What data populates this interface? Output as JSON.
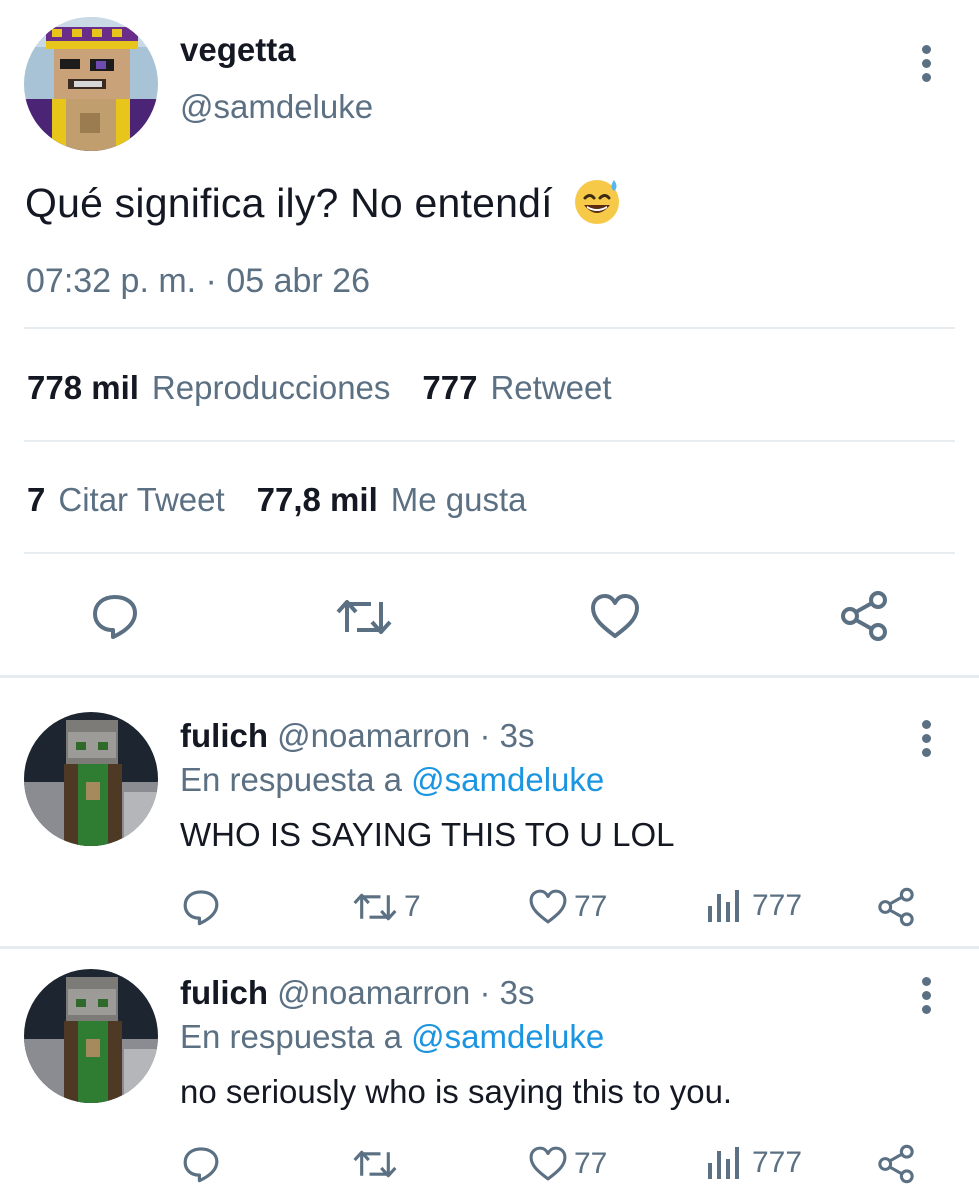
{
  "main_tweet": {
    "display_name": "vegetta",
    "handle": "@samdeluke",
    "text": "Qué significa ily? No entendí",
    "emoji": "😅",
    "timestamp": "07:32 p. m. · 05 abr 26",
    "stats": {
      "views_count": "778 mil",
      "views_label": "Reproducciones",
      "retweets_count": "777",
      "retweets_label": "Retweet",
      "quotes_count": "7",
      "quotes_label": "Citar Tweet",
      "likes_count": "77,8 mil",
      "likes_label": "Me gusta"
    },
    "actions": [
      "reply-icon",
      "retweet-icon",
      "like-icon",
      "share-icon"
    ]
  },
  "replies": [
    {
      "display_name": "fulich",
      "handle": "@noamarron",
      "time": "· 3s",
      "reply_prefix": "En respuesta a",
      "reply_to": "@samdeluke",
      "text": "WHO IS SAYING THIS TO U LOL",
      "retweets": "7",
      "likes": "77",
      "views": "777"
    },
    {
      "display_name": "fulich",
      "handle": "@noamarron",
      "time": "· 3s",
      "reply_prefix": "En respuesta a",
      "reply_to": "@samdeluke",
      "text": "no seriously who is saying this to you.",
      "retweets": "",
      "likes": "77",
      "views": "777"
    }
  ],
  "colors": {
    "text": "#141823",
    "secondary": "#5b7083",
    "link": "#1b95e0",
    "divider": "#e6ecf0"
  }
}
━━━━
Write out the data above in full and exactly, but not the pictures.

What data populates this interface? Output as JSON.
{
  "main_tweet": {
    "display_name": "vegetta",
    "handle": "@samdeluke",
    "text": "Qué significa ily? No entendí",
    "emoji": "😅",
    "timestamp": "07:32 p. m. · 05 abr 26",
    "stats": {
      "views_count": "778 mil",
      "views_label": "Reproducciones",
      "retweets_count": "777",
      "retweets_label": "Retweet",
      "quotes_count": "7",
      "quotes_label": "Citar Tweet",
      "likes_count": "77,8 mil",
      "likes_label": "Me gusta"
    },
    "actions": [
      "reply-icon",
      "retweet-icon",
      "like-icon",
      "share-icon"
    ]
  },
  "replies": [
    {
      "display_name": "fulich",
      "handle": "@noamarron",
      "time": "· 3s",
      "reply_prefix": "En respuesta a",
      "reply_to": "@samdeluke",
      "text": "WHO IS SAYING THIS TO U LOL",
      "retweets": "7",
      "likes": "77",
      "views": "777"
    },
    {
      "display_name": "fulich",
      "handle": "@noamarron",
      "time": "· 3s",
      "reply_prefix": "En respuesta a",
      "reply_to": "@samdeluke",
      "text": "no seriously who is saying this to you.",
      "retweets": "",
      "likes": "77",
      "views": "777"
    }
  ],
  "colors": {
    "text": "#141823",
    "secondary": "#5b7083",
    "link": "#1b95e0",
    "divider": "#e6ecf0"
  }
}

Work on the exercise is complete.